Martin Shkreli, the “Pharma Bro” and former hedge fund manager, was ordered by a federal judge on Friday to pay back over $64 million in profits accrued from his Turing Pharmaceuticals company. He was also banned from working in the industry for life.
During his short tenure as CEO, Shkreli shook the pharmaceutical industry when he jacked up the price of Daraprim – a drug used to treat dangerous parasites and infections caused by HIV – from $13.50 to $750 per pill.
He was later indicted on securities fraud, with prosecutors calling his company “like a Ponzi scheme” designed to defraud investors.
“Through his tight control of the distribution of Daraprim, Shkreli prevented generic drug companies from getting access to the quantity of Daraprim they needed to conduct testing demanded by the Food and Drug Administration,” the judge wrote. “Through these strategies, Shkreli delayed the entry of generic competition for at least eighteen months… and his companies profited over $64 million from this scheme.”
The latest ruling by the U.S. District Court in Manhattan came from the Federal Trade Commission, in response to the $40 million that Turing Pharmaceuticals–now rebranded as Vyera–owed in settlements.
“Americans can rest easy because Martin Shkreli is a pharma bro no more,” New York Attorney General Letitia James stated.
Martin Shkreli’s former business partner at Turing, Kevin Mulleady, also agreed to be barred from the world of pharmaceuticals for seven years. He will be forced to pay a fine of $250,000 should he violate the agreement.
Incarcerated since 2018, the disgraced CEO is currently finishing a seven-year sentence at FCC Allenwood in Pennsylvania. At his initial hearing, he reportedly cried and stated that he was “was never motivated by money.”
Judge Kiyo Matsumoto surprisingly felt that Martin Shkreli was “genuinely remorseful” despite his “egregious multitude of lies,” but later stated that he believed Shkreli “repeatedly minimized” his gross misconduct.
According to ABC News, however, Shkreli believed that his drug price hike was simply “capitalism at work,” and that everyone who truly needed the drug would somehow be able to get it through their insurance company.
His behavior and rhetoric at the time angered the media and politicians, forcing him to resign in 2015, a day after he was arrested for securities fraud.
Back in Apr. 2020, Shkreli allegedly asked to be allowed to live at his fiancee’s apartment due to the dangers of Covid-19, while also suggesting that he could use his pharmaceutical connections to help develop a vaccine.
Judge Matsumoto reportedly denied his request and stated that it was further evidence of his “delusional self-aggrandizing behavior.”
Since 2016, Martin Shkreli has also been ordered to pay over $1.26 million in unpaid taxes, and hundreds of thousands in forfeited possessions such as a $134,500 Enigma machine, a manuscript signed by Isaac Newton, a letter from Charles Darwin, a Pablo Picasso painting, and the 31-track Wu-Tang Clan album Once Upon a Time in Shaolin, of which there is only one in existence.
During the 2016 presidential election cycle, he stated that he would release the album for free online if Donald Trump won but destroy it if Hillary Clinton won.

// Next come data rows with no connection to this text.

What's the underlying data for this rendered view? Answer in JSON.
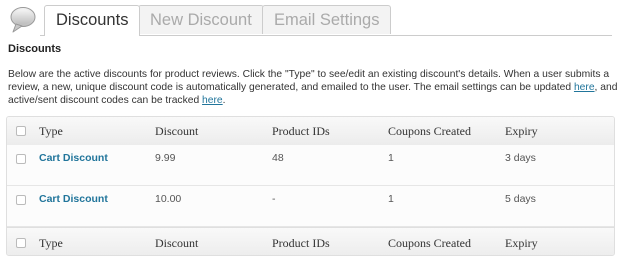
{
  "tabs": [
    {
      "label": "Discounts",
      "active": true
    },
    {
      "label": "New Discount",
      "active": false
    },
    {
      "label": "Email Settings",
      "active": false
    }
  ],
  "section_title": "Discounts",
  "description": {
    "text_1": "Below are the active discounts for product reviews. Click the \"Type\" to see/edit an existing discount's details. When a user submits a review, a new, unique discount code is automatically generated, and emailed to the user. The email settings can be updated ",
    "link_1": "here",
    "text_2": ", and active/sent discount codes can be tracked ",
    "link_2": "here",
    "text_3": "."
  },
  "table": {
    "columns": [
      "Type",
      "Discount",
      "Product IDs",
      "Coupons Created",
      "Expiry"
    ],
    "rows": [
      {
        "type": "Cart Discount",
        "discount": "9.99",
        "product_ids": "48",
        "coupons_created": "1",
        "expiry": "3 days"
      },
      {
        "type": "Cart Discount",
        "discount": "10.00",
        "product_ids": "-",
        "coupons_created": "1",
        "expiry": "5 days"
      }
    ]
  },
  "colors": {
    "link": "#21759b",
    "border": "#dfdfdf"
  }
}
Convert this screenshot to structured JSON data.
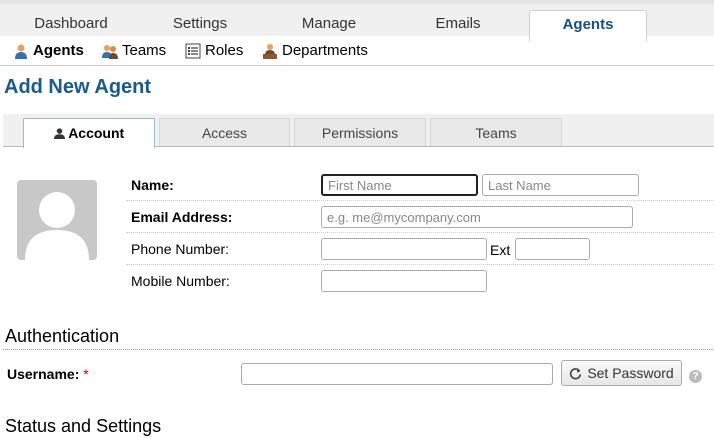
{
  "top_tabs": [
    {
      "label": "Dashboard"
    },
    {
      "label": "Settings"
    },
    {
      "label": "Manage"
    },
    {
      "label": "Emails"
    },
    {
      "label": "Agents"
    }
  ],
  "sub_nav": [
    {
      "label": "Agents",
      "icon": "agent-icon"
    },
    {
      "label": "Teams",
      "icon": "teams-icon"
    },
    {
      "label": "Roles",
      "icon": "roles-icon"
    },
    {
      "label": "Departments",
      "icon": "departments-icon"
    }
  ],
  "page_title": "Add New Agent",
  "form_tabs": [
    {
      "label": "Account",
      "icon": "user-icon"
    },
    {
      "label": "Access"
    },
    {
      "label": "Permissions"
    },
    {
      "label": "Teams"
    }
  ],
  "fields": {
    "name_label": "Name:",
    "first_name_placeholder": "First Name",
    "last_name_placeholder": "Last Name",
    "email_label": "Email Address:",
    "email_placeholder": "e.g. me@mycompany.com",
    "phone_label": "Phone Number:",
    "ext_label": "Ext",
    "mobile_label": "Mobile Number:"
  },
  "authentication": {
    "title": "Authentication",
    "username_label": "Username:",
    "required_marker": "*",
    "set_password_label": "Set Password",
    "help_glyph": "?"
  },
  "status_settings": {
    "title": "Status and Settings"
  },
  "colors": {
    "title_blue": "#1a5a8c",
    "active_tab_text": "#1a4f7a",
    "required_red": "#cc0000"
  }
}
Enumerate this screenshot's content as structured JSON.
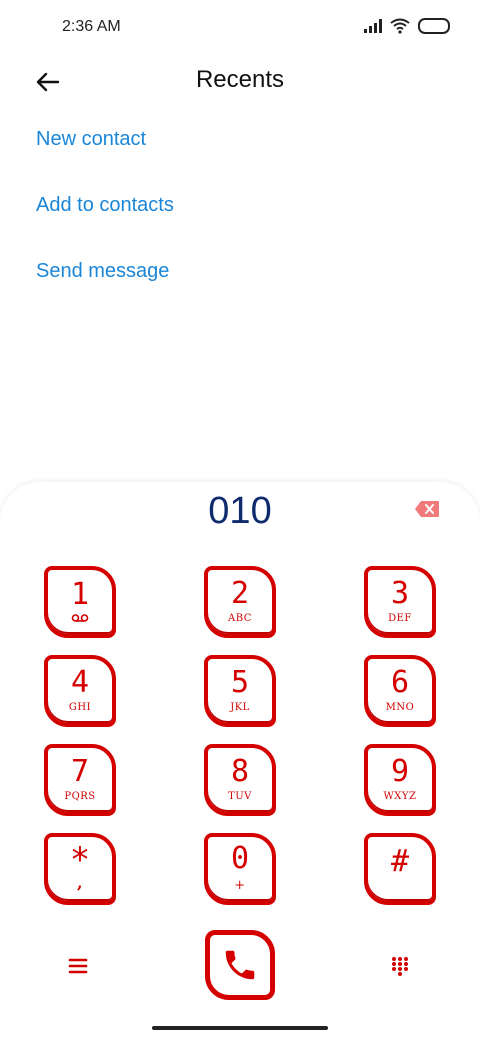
{
  "status_bar": {
    "time": "2:36 AM",
    "signal_icon": "signal-icon",
    "wifi_icon": "wifi-icon",
    "battery_icon": "battery-icon"
  },
  "header": {
    "back_icon": "arrow-left-icon",
    "title": "Recents"
  },
  "options": [
    "New contact",
    "Add to contacts",
    "Send message"
  ],
  "dialer": {
    "number": "010",
    "backspace_icon": "backspace-icon",
    "keys": [
      {
        "digit": "1",
        "letters": "",
        "icon": "voicemail-icon"
      },
      {
        "digit": "2",
        "letters": "ABC"
      },
      {
        "digit": "3",
        "letters": "DEF"
      },
      {
        "digit": "4",
        "letters": "GHI"
      },
      {
        "digit": "5",
        "letters": "JKL"
      },
      {
        "digit": "6",
        "letters": "MNO"
      },
      {
        "digit": "7",
        "letters": "PQRS"
      },
      {
        "digit": "8",
        "letters": "TUV"
      },
      {
        "digit": "9",
        "letters": "WXYZ"
      },
      {
        "digit": "*",
        "letters": ","
      },
      {
        "digit": "0",
        "letters": "+"
      },
      {
        "digit": "#",
        "letters": ""
      }
    ],
    "menu_icon": "menu-icon",
    "call_icon": "phone-icon",
    "grid_icon": "dialpad-icon"
  },
  "colors": {
    "accent_link": "#1a86d8",
    "dial_number": "#0f2a6d",
    "key_red": "#d40000"
  }
}
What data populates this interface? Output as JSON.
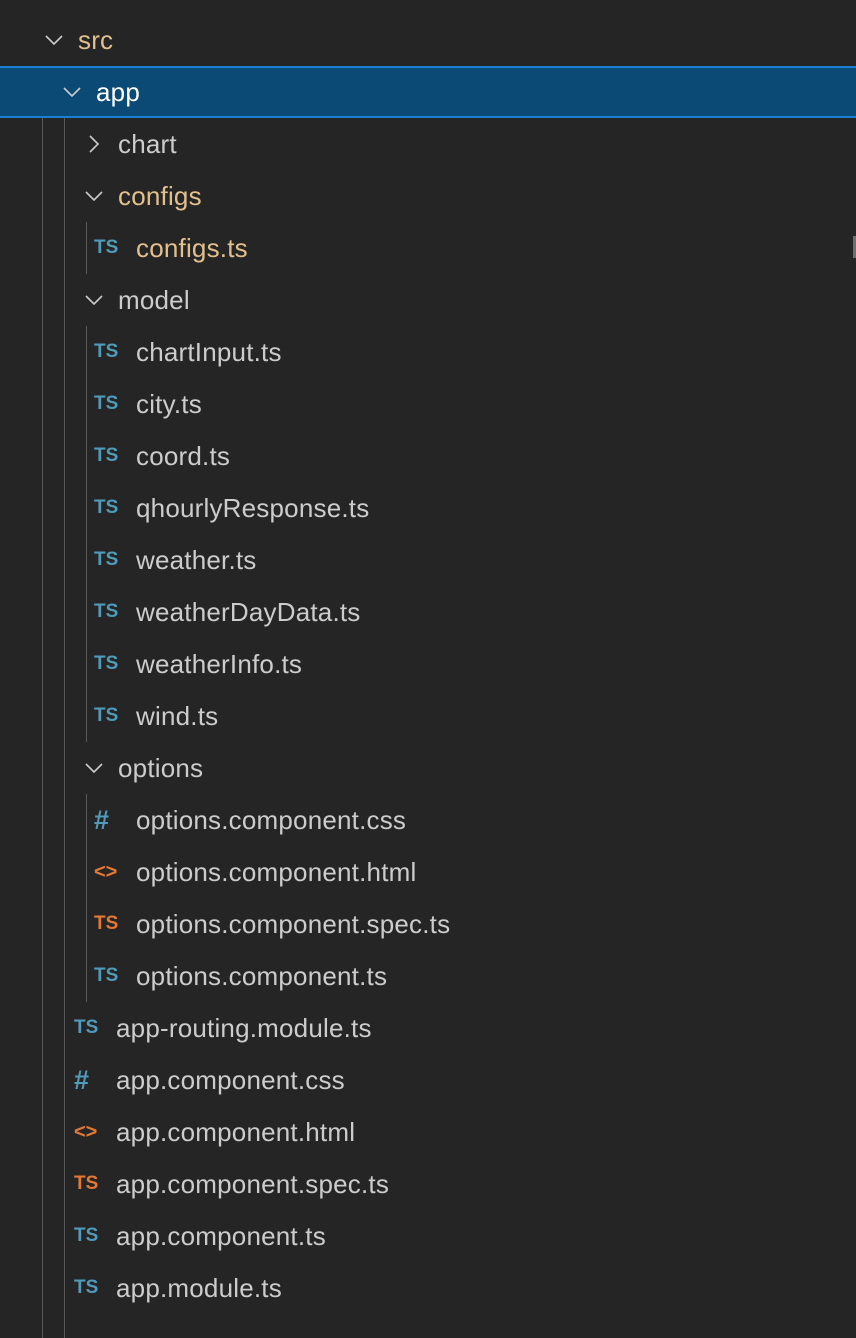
{
  "explorer": {
    "root": {
      "label": "src",
      "expanded": true
    },
    "items": [
      {
        "label": "app",
        "type": "folder",
        "expanded": true,
        "selected": true
      },
      {
        "label": "chart",
        "type": "folder",
        "expanded": false
      },
      {
        "label": "configs",
        "type": "folder",
        "expanded": true,
        "modified": true
      },
      {
        "label": "configs.ts",
        "type": "ts",
        "icon": "TS",
        "modified": true
      },
      {
        "label": "model",
        "type": "folder",
        "expanded": true
      },
      {
        "label": "chartInput.ts",
        "type": "ts",
        "icon": "TS"
      },
      {
        "label": "city.ts",
        "type": "ts",
        "icon": "TS"
      },
      {
        "label": "coord.ts",
        "type": "ts",
        "icon": "TS"
      },
      {
        "label": "qhourlyResponse.ts",
        "type": "ts",
        "icon": "TS"
      },
      {
        "label": "weather.ts",
        "type": "ts",
        "icon": "TS"
      },
      {
        "label": "weatherDayData.ts",
        "type": "ts",
        "icon": "TS"
      },
      {
        "label": "weatherInfo.ts",
        "type": "ts",
        "icon": "TS"
      },
      {
        "label": "wind.ts",
        "type": "ts",
        "icon": "TS"
      },
      {
        "label": "options",
        "type": "folder",
        "expanded": true
      },
      {
        "label": "options.component.css",
        "type": "css",
        "icon": "#"
      },
      {
        "label": "options.component.html",
        "type": "html",
        "icon": "<>"
      },
      {
        "label": "options.component.spec.ts",
        "type": "ts-spec",
        "icon": "TS"
      },
      {
        "label": "options.component.ts",
        "type": "ts",
        "icon": "TS"
      },
      {
        "label": "app-routing.module.ts",
        "type": "ts",
        "icon": "TS"
      },
      {
        "label": "app.component.css",
        "type": "css",
        "icon": "#"
      },
      {
        "label": "app.component.html",
        "type": "html",
        "icon": "<>"
      },
      {
        "label": "app.component.spec.ts",
        "type": "ts-spec",
        "icon": "TS"
      },
      {
        "label": "app.component.ts",
        "type": "ts",
        "icon": "TS"
      },
      {
        "label": "app.module.ts",
        "type": "ts",
        "icon": "TS"
      }
    ]
  },
  "colors": {
    "background": "#252526",
    "selection": "#0b4a75",
    "selection_border": "#1a7fd1",
    "label": "#cccccc",
    "modified": "#e2c08d",
    "ts_icon": "#519aba",
    "spec_icon": "#e37933"
  }
}
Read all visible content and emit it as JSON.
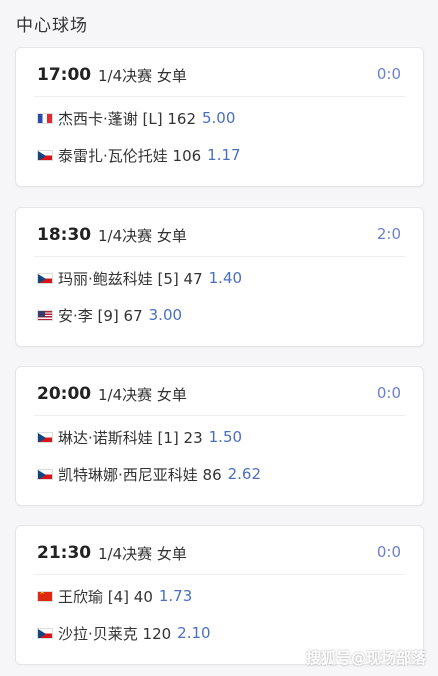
{
  "court_title": "中心球场",
  "matches": [
    {
      "time": "17:00",
      "round": "1/4决赛 女单",
      "score": "0:0",
      "players": [
        {
          "flag": "flag-fr",
          "name": "杰西卡·蓬谢 [L] 162",
          "odds": "5.00"
        },
        {
          "flag": "flag-cz",
          "name": "泰雷扎·瓦伦托娃 106",
          "odds": "1.17"
        }
      ]
    },
    {
      "time": "18:30",
      "round": "1/4决赛 女单",
      "score": "2:0",
      "players": [
        {
          "flag": "flag-cz",
          "name": "玛丽·鲍兹科娃 [5] 47",
          "odds": "1.40"
        },
        {
          "flag": "flag-us",
          "name": "安·李 [9] 67",
          "odds": "3.00"
        }
      ]
    },
    {
      "time": "20:00",
      "round": "1/4决赛 女单",
      "score": "0:0",
      "players": [
        {
          "flag": "flag-cz",
          "name": "琳达·诺斯科娃 [1] 23",
          "odds": "1.50"
        },
        {
          "flag": "flag-cz",
          "name": "凯特琳娜·西尼亚科娃 86",
          "odds": "2.62"
        }
      ]
    },
    {
      "time": "21:30",
      "round": "1/4决赛 女单",
      "score": "0:0",
      "players": [
        {
          "flag": "flag-cn",
          "name": "王欣瑜 [4] 40",
          "odds": "1.73"
        },
        {
          "flag": "flag-cz",
          "name": "沙拉·贝莱克 120",
          "odds": "2.10"
        }
      ]
    }
  ],
  "watermark": "搜狐号@现场部落"
}
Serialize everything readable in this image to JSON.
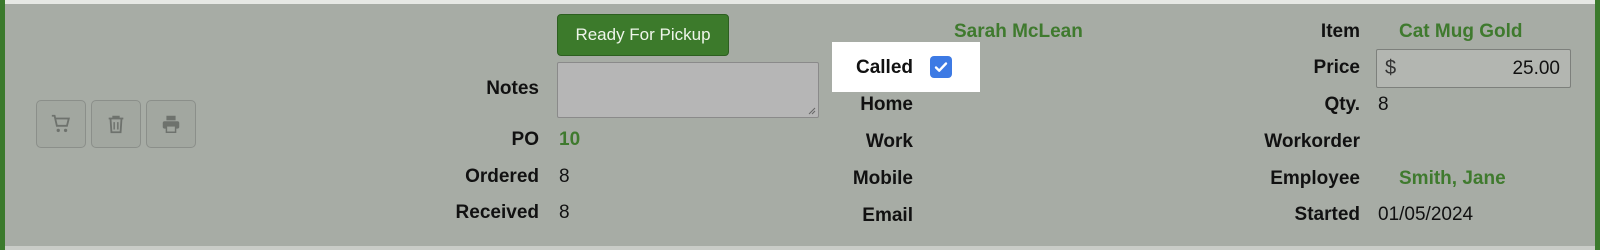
{
  "actions": {
    "ready_for_pickup": "Ready For Pickup"
  },
  "notes": {
    "label": "Notes",
    "value": ""
  },
  "po": {
    "label": "PO",
    "value": "10"
  },
  "ordered": {
    "label": "Ordered",
    "value": "8"
  },
  "received": {
    "label": "Received",
    "value": "8"
  },
  "customer": {
    "name": "Sarah McLean",
    "called_label": "Called",
    "called_checked": true,
    "home_label": "Home",
    "work_label": "Work",
    "mobile_label": "Mobile",
    "email_label": "Email"
  },
  "item": {
    "label": "Item",
    "value": "Cat Mug Gold"
  },
  "price": {
    "label": "Price",
    "currency": "$",
    "value": "25.00"
  },
  "qty": {
    "label": "Qty.",
    "value": "8"
  },
  "workorder": {
    "label": "Workorder",
    "value": ""
  },
  "employee": {
    "label": "Employee",
    "value": "Smith, Jane"
  },
  "started": {
    "label": "Started",
    "value": "01/05/2024"
  },
  "icons": [
    "cart-icon",
    "trash-icon",
    "print-icon"
  ],
  "colors": {
    "accent": "#3c7a2b",
    "background": "#a7aca5",
    "checkbox": "#3d7ae4"
  }
}
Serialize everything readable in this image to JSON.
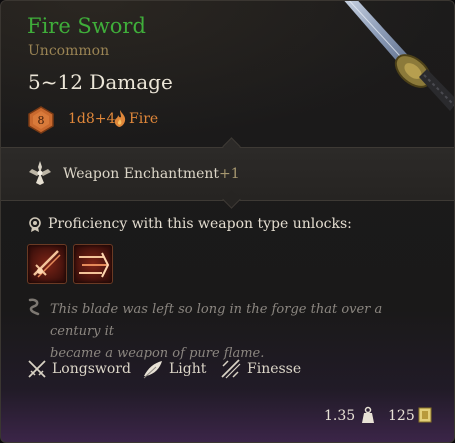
{
  "item": {
    "name": "Fire Sword",
    "rarity": "Uncommon",
    "damage_range": "5~12 Damage",
    "dice_face": "8",
    "damage_roll": "1d8+4",
    "damage_type": "Fire"
  },
  "enchantment": {
    "label": "Weapon Enchantment",
    "bonus": "+1"
  },
  "proficiency": {
    "label": "Proficiency with this weapon type unlocks:",
    "actions": [
      "slash-action-icon",
      "pommel-strike-action-icon"
    ]
  },
  "lore": {
    "line1": "This blade was left so long in the forge that over a century it",
    "line2": "became a weapon of pure flame."
  },
  "properties": [
    {
      "label": "Longsword",
      "icon": "longsword-icon"
    },
    {
      "label": "Light",
      "icon": "feather-icon"
    },
    {
      "label": "Finesse",
      "icon": "finesse-icon"
    }
  ],
  "footer": {
    "weight": "1.35",
    "value": "125"
  },
  "colors": {
    "name_green": "#3fae3a",
    "rarity_gold": "#9a8454",
    "fire_orange": "#e0873a"
  }
}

After Trump was elected, he shared a bit of one track before it was promptly deleted. Back in October, hip-hop producer RZA told reporters that he regretted selling the record to “the wrong hands.”
This past Summer, the U.S. government auctioned off the rare Wu-Tang Clan record to an undisclosed buyer, stating that “with today’s sale of this one-of-a-kind album, his payment of the forfeiture is now complete.”
At the time of his indictment, Martin Shkreli reportedly had a net worth of over $70 million. He also owned stock in Turing Pharmaceuticals worth between $30 and $50 million.